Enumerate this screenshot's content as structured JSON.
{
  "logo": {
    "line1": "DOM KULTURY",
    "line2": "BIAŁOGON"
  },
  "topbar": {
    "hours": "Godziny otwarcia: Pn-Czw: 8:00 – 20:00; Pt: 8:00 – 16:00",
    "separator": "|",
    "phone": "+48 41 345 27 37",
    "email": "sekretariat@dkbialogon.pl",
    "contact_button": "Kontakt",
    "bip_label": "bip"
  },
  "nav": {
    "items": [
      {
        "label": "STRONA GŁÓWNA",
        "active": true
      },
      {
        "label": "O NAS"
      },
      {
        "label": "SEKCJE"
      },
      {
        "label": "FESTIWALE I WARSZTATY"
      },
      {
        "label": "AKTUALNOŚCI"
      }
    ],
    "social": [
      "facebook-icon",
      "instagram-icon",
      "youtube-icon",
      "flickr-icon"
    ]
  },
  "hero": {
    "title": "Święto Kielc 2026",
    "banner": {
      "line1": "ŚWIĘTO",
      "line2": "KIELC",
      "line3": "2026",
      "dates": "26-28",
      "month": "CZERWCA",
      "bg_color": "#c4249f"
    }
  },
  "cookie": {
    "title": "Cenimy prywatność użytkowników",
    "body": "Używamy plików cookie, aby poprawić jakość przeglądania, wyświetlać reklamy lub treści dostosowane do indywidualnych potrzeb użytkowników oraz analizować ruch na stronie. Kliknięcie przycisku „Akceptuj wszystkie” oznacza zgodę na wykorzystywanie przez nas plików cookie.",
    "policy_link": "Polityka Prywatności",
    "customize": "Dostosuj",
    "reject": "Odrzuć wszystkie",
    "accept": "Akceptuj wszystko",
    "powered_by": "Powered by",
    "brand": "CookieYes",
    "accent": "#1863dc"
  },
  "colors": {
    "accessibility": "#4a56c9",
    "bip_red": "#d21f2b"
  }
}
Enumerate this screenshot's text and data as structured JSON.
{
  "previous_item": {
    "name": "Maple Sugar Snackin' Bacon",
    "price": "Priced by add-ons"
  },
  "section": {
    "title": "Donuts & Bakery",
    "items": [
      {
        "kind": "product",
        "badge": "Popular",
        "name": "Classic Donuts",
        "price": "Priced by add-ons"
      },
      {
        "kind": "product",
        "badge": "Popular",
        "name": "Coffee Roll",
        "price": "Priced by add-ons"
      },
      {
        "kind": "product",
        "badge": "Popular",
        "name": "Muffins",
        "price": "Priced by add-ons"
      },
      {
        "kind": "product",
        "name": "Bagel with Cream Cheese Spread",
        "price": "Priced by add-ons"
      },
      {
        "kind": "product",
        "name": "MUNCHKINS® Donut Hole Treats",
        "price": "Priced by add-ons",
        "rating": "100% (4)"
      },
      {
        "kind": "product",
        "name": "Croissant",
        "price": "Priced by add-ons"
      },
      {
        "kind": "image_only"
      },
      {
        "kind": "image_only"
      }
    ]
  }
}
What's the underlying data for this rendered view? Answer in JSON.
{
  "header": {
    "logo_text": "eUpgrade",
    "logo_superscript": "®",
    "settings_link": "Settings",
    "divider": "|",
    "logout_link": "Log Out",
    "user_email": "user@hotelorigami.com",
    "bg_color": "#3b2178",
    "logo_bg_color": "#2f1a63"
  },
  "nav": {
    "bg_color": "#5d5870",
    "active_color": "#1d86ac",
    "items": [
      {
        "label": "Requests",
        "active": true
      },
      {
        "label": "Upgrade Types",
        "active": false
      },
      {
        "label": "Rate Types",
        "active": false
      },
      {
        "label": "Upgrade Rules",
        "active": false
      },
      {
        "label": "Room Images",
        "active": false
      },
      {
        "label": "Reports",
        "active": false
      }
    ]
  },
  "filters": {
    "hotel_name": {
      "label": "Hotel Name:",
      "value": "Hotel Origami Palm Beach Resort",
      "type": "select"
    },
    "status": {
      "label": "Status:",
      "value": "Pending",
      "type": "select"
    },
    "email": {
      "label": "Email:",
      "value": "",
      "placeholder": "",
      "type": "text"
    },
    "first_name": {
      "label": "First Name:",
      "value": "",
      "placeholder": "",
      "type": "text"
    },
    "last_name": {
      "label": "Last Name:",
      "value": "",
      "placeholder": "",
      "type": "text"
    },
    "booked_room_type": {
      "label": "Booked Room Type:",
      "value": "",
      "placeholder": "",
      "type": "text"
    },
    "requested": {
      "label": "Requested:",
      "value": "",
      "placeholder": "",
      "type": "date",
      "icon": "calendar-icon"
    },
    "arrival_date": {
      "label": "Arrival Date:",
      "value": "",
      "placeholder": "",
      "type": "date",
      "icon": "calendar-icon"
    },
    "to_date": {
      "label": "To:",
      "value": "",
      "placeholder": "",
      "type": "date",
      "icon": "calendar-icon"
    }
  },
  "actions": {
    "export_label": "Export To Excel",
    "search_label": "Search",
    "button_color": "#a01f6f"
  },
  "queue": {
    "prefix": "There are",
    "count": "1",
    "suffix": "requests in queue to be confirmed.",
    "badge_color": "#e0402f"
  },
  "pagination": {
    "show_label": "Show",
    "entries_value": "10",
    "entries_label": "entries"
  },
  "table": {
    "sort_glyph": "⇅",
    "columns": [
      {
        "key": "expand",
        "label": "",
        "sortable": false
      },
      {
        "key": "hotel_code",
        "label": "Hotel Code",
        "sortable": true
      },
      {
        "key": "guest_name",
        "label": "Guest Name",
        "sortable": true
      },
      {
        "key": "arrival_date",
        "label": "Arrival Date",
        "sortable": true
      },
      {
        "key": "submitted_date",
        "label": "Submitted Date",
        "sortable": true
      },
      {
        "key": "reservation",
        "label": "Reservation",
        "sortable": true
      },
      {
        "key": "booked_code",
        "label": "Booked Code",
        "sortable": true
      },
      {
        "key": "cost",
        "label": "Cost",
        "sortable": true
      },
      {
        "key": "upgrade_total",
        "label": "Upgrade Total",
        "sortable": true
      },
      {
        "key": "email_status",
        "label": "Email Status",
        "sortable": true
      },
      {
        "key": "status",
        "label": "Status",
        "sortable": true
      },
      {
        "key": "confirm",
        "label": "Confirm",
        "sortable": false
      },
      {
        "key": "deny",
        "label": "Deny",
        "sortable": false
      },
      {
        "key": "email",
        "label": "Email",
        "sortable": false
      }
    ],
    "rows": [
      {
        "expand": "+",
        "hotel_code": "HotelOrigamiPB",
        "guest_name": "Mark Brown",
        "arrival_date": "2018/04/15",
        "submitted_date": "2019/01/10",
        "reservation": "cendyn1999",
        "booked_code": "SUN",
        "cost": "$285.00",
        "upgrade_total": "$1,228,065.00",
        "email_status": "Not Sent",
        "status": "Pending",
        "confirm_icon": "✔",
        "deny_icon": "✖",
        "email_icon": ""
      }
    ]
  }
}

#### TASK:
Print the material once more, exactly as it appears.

#### OUTPUT BELOW:
Enumerate this screenshot's content as structured JSON.
{
  "logo": {
    "line1": "DOM KULTURY",
    "line2": "BIAŁOGON"
  },
  "topbar": {
    "hours": "Godziny otwarcia: Pn-Czw: 8:00 – 20:00; Pt: 8:00 – 16:00",
    "separator": "|",
    "phone": "+48 41 345 27 37",
    "email": "sekretariat@dkbialogon.pl",
    "contact_button": "Kontakt",
    "bip_label": "bip"
  },
  "nav": {
    "items": [
      {
        "label": "STRONA GŁÓWNA",
        "active": true
      },
      {
        "label": "O NAS"
      },
      {
        "label": "SEKCJE"
      },
      {
        "label": "FESTIWALE I WARSZTATY"
      },
      {
        "label": "AKTUALNOŚCI"
      }
    ],
    "social": [
      "facebook-icon",
      "instagram-icon",
      "youtube-icon",
      "flickr-icon"
    ]
  },
  "hero": {
    "title": "Święto Kielc 2026",
    "banner": {
      "line1": "ŚWIĘTO",
      "line2": "KIELC",
      "line3": "2026",
      "dates": "26-28",
      "month": "CZERWCA",
      "bg_color": "#c4249f"
    }
  },
  "cookie": {
    "title": "Cenimy prywatność użytkowników",
    "body": "Używamy plików cookie, aby poprawić jakość przeglądania, wyświetlać reklamy lub treści dostosowane do indywidualnych potrzeb użytkowników oraz analizować ruch na stronie. Kliknięcie przycisku „Akceptuj wszystkie” oznacza zgodę na wykorzystywanie przez nas plików cookie.",
    "policy_link": "Polityka Prywatności",
    "customize": "Dostosuj",
    "reject": "Odrzuć wszystkie",
    "accept": "Akceptuj wszystko",
    "powered_by": "Powered by",
    "brand": "CookieYes",
    "accent": "#1863dc"
  },
  "colors": {
    "accessibility": "#4a56c9",
    "bip_red": "#d21f2b"
  }
}
Enumerate this screenshot's text and data as structured JSON.
{
  "previous_item": {
    "name": "Maple Sugar Snackin' Bacon",
    "price": "Priced by add-ons"
  },
  "section": {
    "title": "Donuts & Bakery",
    "items": [
      {
        "kind": "product",
        "badge": "Popular",
        "name": "Classic Donuts",
        "price": "Priced by add-ons"
      },
      {
        "kind": "product",
        "badge": "Popular",
        "name": "Coffee Roll",
        "price": "Priced by add-ons"
      },
      {
        "kind": "product",
        "badge": "Popular",
        "name": "Muffins",
        "price": "Priced by add-ons"
      },
      {
        "kind": "product",
        "name": "Bagel with Cream Cheese Spread",
        "price": "Priced by add-ons"
      },
      {
        "kind": "product",
        "name": "MUNCHKINS® Donut Hole Treats",
        "price": "Priced by add-ons",
        "rating": "100% (4)"
      },
      {
        "kind": "product",
        "name": "Croissant",
        "price": "Priced by add-ons"
      },
      {
        "kind": "image_only"
      },
      {
        "kind": "image_only"
      }
    ]
  }
}
What's the underlying data for this rendered view? Answer in JSON.
{
  "header": {
    "logo_text": "eUpgrade",
    "logo_superscript": "®",
    "settings_link": "Settings",
    "divider": "|",
    "logout_link": "Log Out",
    "user_email": "user@hotelorigami.com",
    "bg_color": "#3b2178",
    "logo_bg_color": "#2f1a63"
  },
  "nav": {
    "bg_color": "#5d5870",
    "active_color": "#1d86ac",
    "items": [
      {
        "label": "Requests",
        "active": true
      },
      {
        "label": "Upgrade Types",
        "active": false
      },
      {
        "label": "Rate Types",
        "active": false
      },
      {
        "label": "Upgrade Rules",
        "active": false
      },
      {
        "label": "Room Images",
        "active": false
      },
      {
        "label": "Reports",
        "active": false
      }
    ]
  },
  "filters": {
    "hotel_name": {
      "label": "Hotel Name:",
      "value": "Hotel Origami Palm Beach Resort",
      "type": "select"
    },
    "status": {
      "label": "Status:",
      "value": "Pending",
      "type": "select"
    },
    "email": {
      "label": "Email:",
      "value": "",
      "placeholder": "",
      "type": "text"
    },
    "first_name": {
      "label": "First Name:",
      "value": "",
      "placeholder": "",
      "type": "text"
    },
    "last_name": {
      "label": "Last Name:",
      "value": "",
      "placeholder": "",
      "type": "text"
    },
    "booked_room_type": {
      "label": "Booked Room Type:",
      "value": "",
      "placeholder": "",
      "type": "text"
    },
    "requested": {
      "label": "Requested:",
      "value": "",
      "placeholder": "",
      "type": "date",
      "icon": "calendar-icon"
    },
    "arrival_date": {
      "label": "Arrival Date:",
      "value": "",
      "placeholder": "",
      "type": "date",
      "icon": "calendar-icon"
    },
    "to_date": {
      "label": "To:",
      "value": "",
      "placeholder": "",
      "type": "date",
      "icon": "calendar-icon"
    }
  },
  "actions": {
    "export_label": "Export To Excel",
    "search_label": "Search",
    "button_color": "#a01f6f"
  },
  "queue": {
    "prefix": "There are",
    "count": "1",
    "suffix": "requests in queue to be confirmed.",
    "badge_color": "#e0402f"
  },
  "pagination": {
    "show_label": "Show",
    "entries_value": "10",
    "entries_label": "entries"
  },
  "table": {
    "sort_glyph": "⇅",
    "columns": [
      {
        "key": "expand",
        "label": "",
        "sortable": false
      },
      {
        "key": "hotel_code",
        "label": "Hotel Code",
        "sortable": true
      },
      {
        "key": "guest_name",
        "label": "Guest Name",
        "sortable": true
      },
      {
        "key": "arrival_date",
        "label": "Arrival Date",
        "sortable": true
      },
      {
        "key": "submitted_date",
        "label": "Submitted Date",
        "sortable": true
      },
      {
        "key": "reservation",
        "label": "Reservation",
        "sortable": true
      },
      {
        "key": "booked_code",
        "label": "Booked Code",
        "sortable": true
      },
      {
        "key": "cost",
        "label": "Cost",
        "sortable": true
      },
      {
        "key": "upgrade_total",
        "label": "Upgrade Total",
        "sortable": true
      },
      {
        "key": "email_status",
        "label": "Email Status",
        "sortable": true
      },
      {
        "key": "status",
        "label": "Status",
        "sortable": true
      },
      {
        "key": "confirm",
        "label": "Confirm",
        "sortable": false
      },
      {
        "key": "deny",
        "label": "Deny",
        "sortable": false
      },
      {
        "key": "email",
        "label": "Email",
        "sortable": false
      }
    ],
    "rows": [
      {
        "expand": "+",
        "hotel_code": "HotelOrigamiPB",
        "guest_name": "Mark Brown",
        "arrival_date": "2018/04/15",
        "submitted_date": "2019/01/10",
        "reservation": "cendyn1999",
        "booked_code": "SUN",
        "cost": "$285.00",
        "upgrade_total": "$1,228,065.00",
        "email_status": "Not Sent",
        "status": "Pending",
        "confirm_icon": "✔",
        "deny_icon": "✖",
        "email_icon": ""
      }
    ]
  }
}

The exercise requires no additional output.